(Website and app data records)

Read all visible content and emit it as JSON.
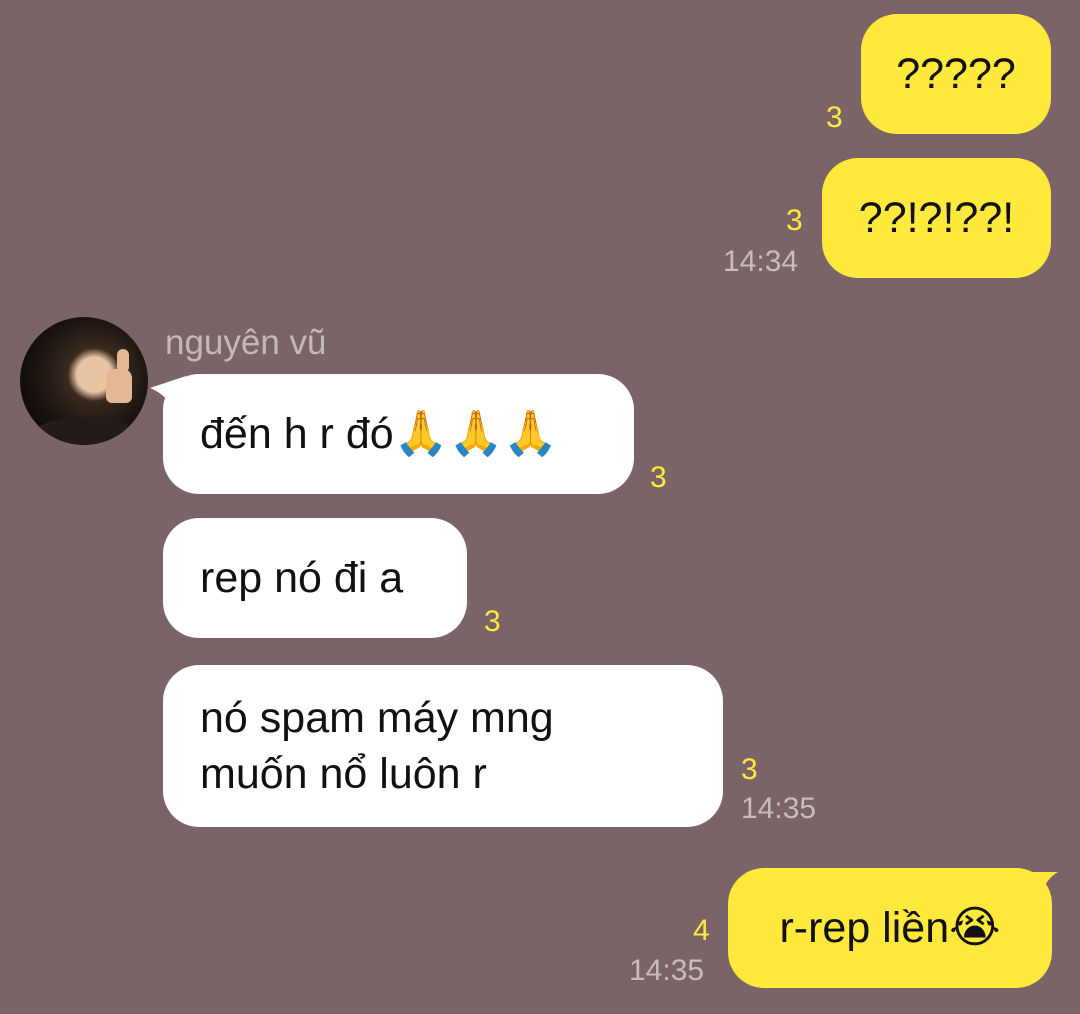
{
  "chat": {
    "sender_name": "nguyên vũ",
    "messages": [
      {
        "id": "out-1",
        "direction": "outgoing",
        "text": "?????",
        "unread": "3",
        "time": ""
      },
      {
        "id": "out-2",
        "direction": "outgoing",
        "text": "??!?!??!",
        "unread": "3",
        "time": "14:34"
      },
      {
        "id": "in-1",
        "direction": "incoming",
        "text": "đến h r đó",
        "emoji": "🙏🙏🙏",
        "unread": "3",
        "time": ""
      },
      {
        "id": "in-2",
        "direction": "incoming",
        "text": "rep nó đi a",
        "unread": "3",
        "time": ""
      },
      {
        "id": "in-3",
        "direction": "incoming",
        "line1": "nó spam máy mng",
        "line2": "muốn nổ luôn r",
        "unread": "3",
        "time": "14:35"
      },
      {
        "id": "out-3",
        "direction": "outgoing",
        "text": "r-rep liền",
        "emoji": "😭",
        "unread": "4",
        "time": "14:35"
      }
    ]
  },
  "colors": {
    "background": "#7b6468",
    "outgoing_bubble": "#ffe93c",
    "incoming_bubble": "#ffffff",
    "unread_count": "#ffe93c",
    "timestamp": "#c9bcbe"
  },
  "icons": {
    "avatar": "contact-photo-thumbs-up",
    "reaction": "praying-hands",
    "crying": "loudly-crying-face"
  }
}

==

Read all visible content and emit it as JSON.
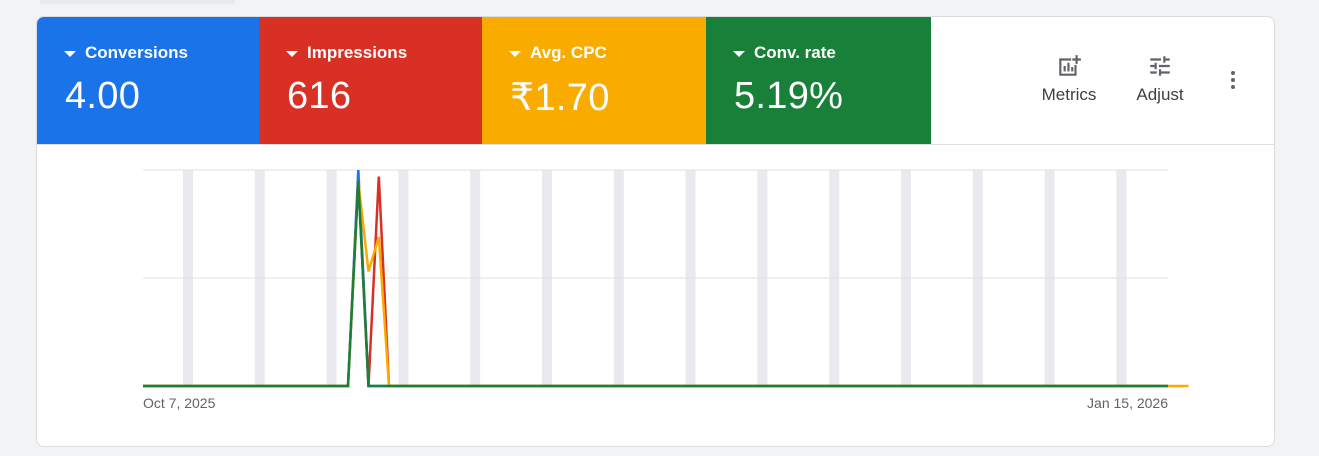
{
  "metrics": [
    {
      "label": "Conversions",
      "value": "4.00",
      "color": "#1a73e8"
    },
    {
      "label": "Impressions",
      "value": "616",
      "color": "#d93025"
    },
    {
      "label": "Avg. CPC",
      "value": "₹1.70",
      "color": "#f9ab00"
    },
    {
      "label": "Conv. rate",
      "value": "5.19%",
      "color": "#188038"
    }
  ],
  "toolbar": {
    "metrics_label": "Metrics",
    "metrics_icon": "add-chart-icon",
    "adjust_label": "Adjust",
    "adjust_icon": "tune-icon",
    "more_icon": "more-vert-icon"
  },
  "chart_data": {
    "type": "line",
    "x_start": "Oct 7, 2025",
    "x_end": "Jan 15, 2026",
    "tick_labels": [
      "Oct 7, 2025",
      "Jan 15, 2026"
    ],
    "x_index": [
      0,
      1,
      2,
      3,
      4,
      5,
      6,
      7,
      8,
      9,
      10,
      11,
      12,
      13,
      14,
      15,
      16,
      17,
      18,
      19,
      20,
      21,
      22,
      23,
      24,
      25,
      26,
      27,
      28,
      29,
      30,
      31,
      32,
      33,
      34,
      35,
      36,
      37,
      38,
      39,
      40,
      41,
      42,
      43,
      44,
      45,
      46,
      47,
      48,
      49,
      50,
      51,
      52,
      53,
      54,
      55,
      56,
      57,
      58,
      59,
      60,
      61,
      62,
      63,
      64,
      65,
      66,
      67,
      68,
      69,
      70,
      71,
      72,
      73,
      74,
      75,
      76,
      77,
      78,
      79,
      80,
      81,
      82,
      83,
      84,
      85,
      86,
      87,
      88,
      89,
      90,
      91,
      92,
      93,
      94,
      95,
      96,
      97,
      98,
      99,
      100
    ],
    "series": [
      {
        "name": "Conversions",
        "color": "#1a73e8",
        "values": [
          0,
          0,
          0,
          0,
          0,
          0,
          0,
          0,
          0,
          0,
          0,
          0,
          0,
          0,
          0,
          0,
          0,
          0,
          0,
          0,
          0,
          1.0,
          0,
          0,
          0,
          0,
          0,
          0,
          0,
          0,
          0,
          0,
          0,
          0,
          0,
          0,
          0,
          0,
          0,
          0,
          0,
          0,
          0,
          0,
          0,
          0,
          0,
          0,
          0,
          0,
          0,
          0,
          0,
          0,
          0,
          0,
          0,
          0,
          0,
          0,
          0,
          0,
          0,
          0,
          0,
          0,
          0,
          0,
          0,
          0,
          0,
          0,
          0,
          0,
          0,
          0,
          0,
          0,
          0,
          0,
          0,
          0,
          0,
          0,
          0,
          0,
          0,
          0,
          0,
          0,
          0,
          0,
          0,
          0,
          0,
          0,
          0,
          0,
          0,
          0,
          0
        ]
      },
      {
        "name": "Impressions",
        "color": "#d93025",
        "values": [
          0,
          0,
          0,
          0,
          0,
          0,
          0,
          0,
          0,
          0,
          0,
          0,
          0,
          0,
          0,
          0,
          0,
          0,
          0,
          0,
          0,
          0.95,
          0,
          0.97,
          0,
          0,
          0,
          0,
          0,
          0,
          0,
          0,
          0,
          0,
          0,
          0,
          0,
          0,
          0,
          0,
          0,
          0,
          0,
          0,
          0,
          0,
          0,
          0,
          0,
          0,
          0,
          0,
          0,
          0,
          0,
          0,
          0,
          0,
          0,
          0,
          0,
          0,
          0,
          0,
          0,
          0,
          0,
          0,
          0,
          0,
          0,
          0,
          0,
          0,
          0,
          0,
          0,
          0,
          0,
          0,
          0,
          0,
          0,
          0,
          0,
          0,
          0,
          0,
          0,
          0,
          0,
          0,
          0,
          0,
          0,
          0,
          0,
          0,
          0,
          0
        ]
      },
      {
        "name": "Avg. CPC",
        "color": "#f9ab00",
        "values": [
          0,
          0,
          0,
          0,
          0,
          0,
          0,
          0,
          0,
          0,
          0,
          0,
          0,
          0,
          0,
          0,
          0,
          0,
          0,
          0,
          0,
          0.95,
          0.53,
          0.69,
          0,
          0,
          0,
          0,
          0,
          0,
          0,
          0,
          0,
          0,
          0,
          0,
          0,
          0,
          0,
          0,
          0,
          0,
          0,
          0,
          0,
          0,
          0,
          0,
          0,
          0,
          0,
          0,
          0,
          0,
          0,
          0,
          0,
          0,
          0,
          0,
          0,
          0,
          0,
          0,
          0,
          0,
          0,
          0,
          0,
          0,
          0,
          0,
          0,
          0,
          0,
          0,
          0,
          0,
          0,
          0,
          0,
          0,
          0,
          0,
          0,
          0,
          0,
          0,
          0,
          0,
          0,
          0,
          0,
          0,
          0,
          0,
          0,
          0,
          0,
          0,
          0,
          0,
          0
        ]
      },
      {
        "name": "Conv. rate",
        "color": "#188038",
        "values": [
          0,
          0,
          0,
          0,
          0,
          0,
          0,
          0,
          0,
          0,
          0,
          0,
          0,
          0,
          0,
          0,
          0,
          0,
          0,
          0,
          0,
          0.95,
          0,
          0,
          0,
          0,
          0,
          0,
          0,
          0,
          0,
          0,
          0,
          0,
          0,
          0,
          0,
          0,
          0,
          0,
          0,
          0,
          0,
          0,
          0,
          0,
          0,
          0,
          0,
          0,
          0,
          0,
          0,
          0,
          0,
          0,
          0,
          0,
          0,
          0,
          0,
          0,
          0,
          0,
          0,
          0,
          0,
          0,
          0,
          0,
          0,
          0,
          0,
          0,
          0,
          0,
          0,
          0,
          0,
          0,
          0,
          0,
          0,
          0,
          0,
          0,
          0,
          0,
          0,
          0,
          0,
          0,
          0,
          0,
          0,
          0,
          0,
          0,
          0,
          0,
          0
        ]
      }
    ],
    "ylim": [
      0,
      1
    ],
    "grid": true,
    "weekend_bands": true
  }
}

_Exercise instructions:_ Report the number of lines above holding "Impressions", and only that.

_Response:_ 2